One of the more interesting resources that you can gather up is DNA from species you encounter (and, typically, kill). These DNA resources can be spliced and diced to create additional life forms on the ship. This is how you grow your crew population. While the traditionalist might go for the cheaper human option, other life forms exist and offer both negative and positive traits. If humanity is a middle ground on what is possible, other life can have a negative effect such as low intelligence but a return by been a stronger soldier. These different life forms will also require a changed biosphere to be able to thrive on the ship. Plants can be collected from alien planets which can be added to the existing greenhouse or you can build a new greenhouse specifically so the entire crew can remain happy.
The crafted life can be put to work to speed up tasks in any of the rooms created, from the harvester to the greenhouse and even the DNA lab itself the ship. Players can also manually go to any of the computer terminals in the room and lend a hand in speeding up the tasks currently being performed. But, again, do that and you might be blind to catastrophes happening in other areas of the ship. Finally, you also need to spend plenty of resources in keeping that armoury stocked up. You’re going to want to have plenty of turrets scouring the access tunnels for infestations, as well as protecting each major room where your people are working. And, of course, you’re going to want to have great guns all for yourself, and your soldiers, too.

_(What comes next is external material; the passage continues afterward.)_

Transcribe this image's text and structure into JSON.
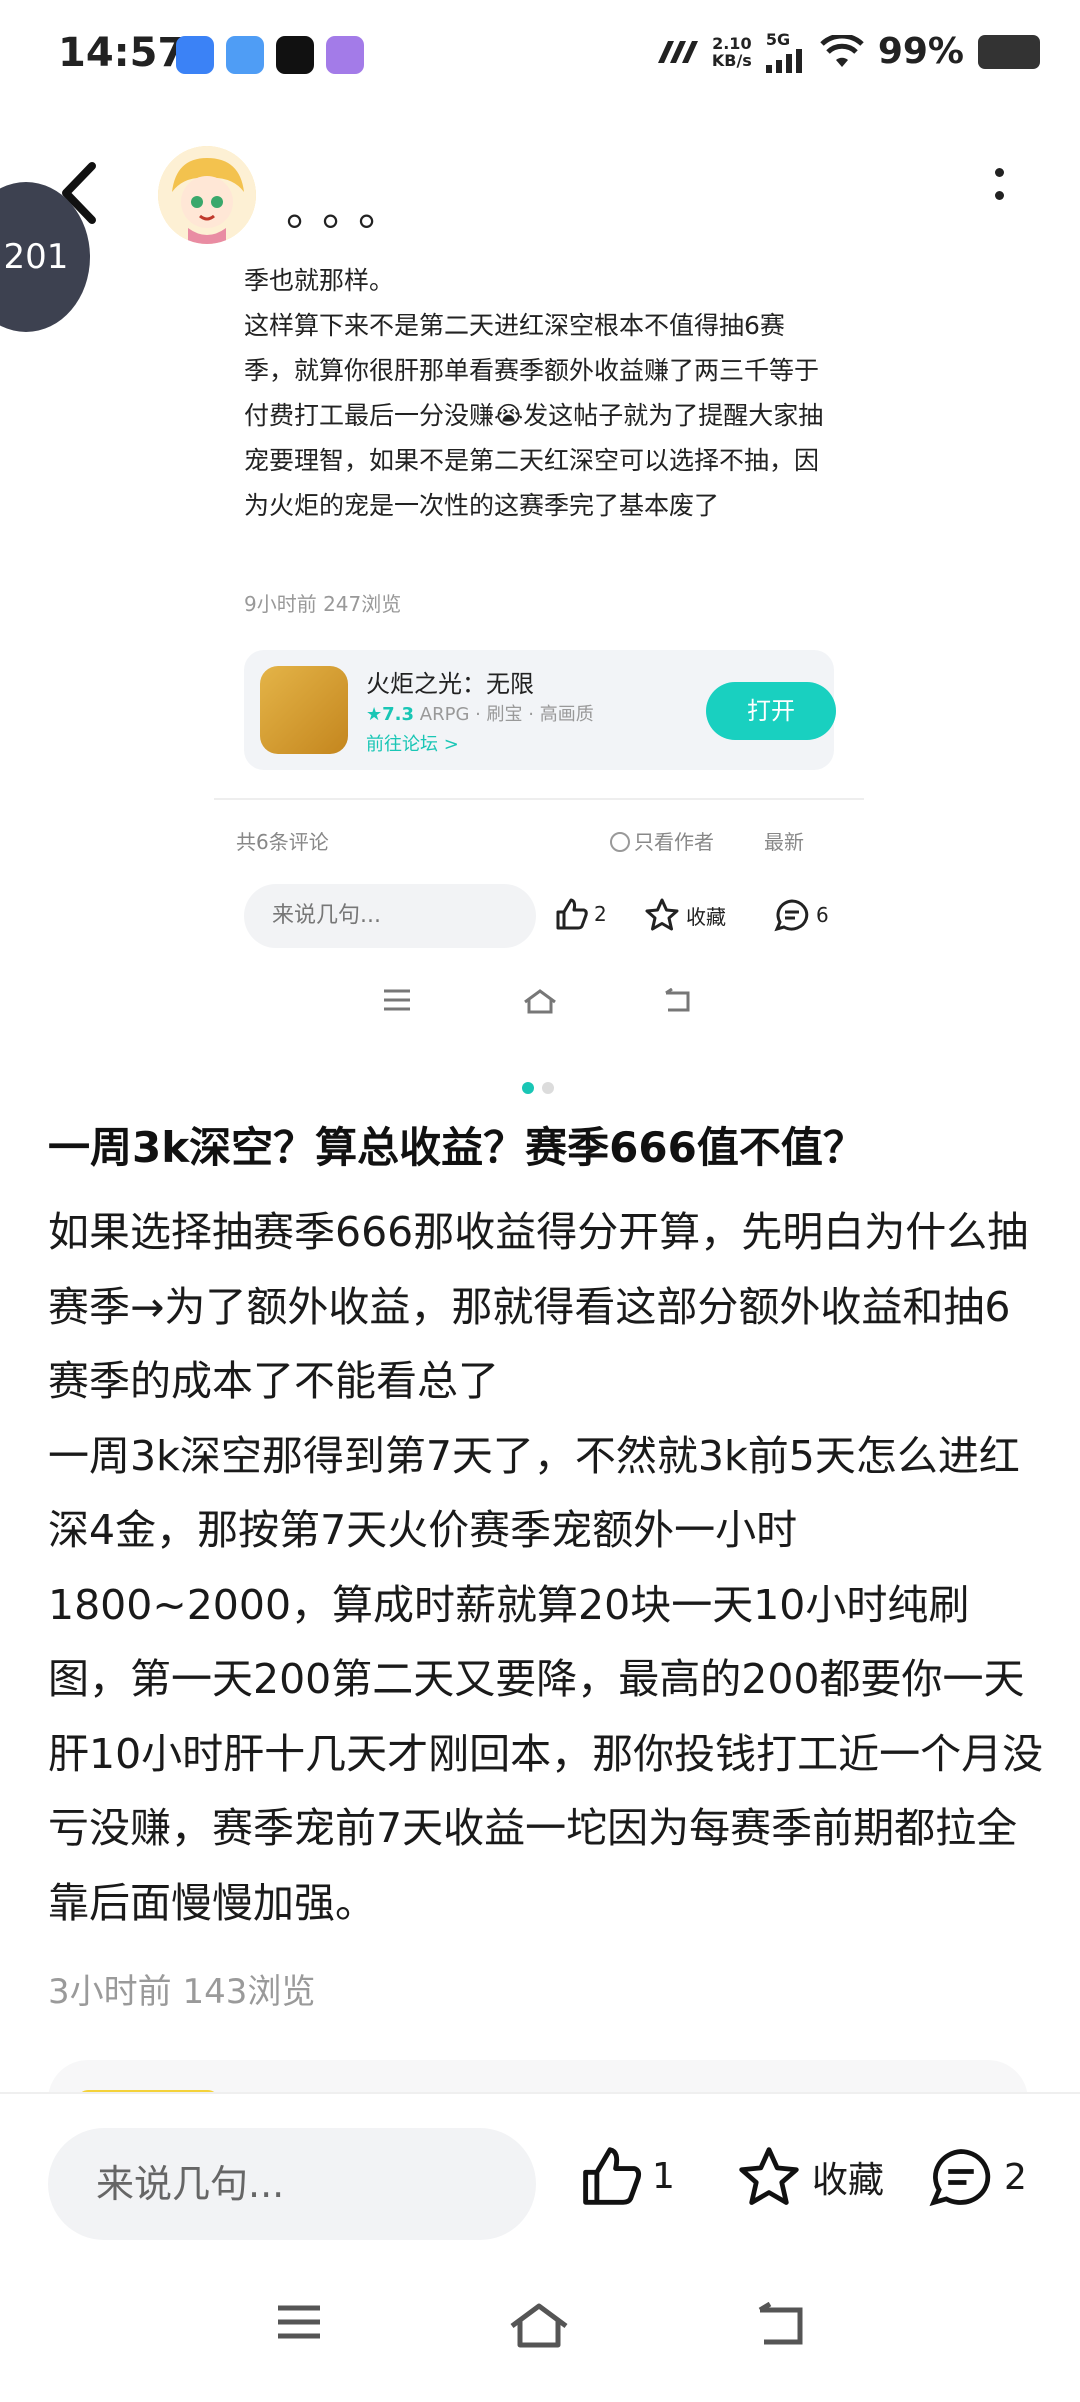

What I found with Genesis Alpha One is that it is a game that juggles all the conventions of a traditional first-person shooter with the rogue-like and “city builder” genres, and does it well. It isn’t a draining experience, even with the permadeath mechanics and unexpected setbacks from alien infestations. It is a game that you’ll dwell on, and itch to get stuck back into, just to see if you can push further on with the next attempt.
The universe of Genesis is vibrant, with distant systems lighting the ship with a beautiful sci-fi glow, and the aliens representing a full intriguing gamut from cockroach-like beasts through to humanoid aliens. This is the kind of game that people who dream of crafting their own space exploration stories, without being dragged through any particular forced narrative, will absolutely love.
– Trent P.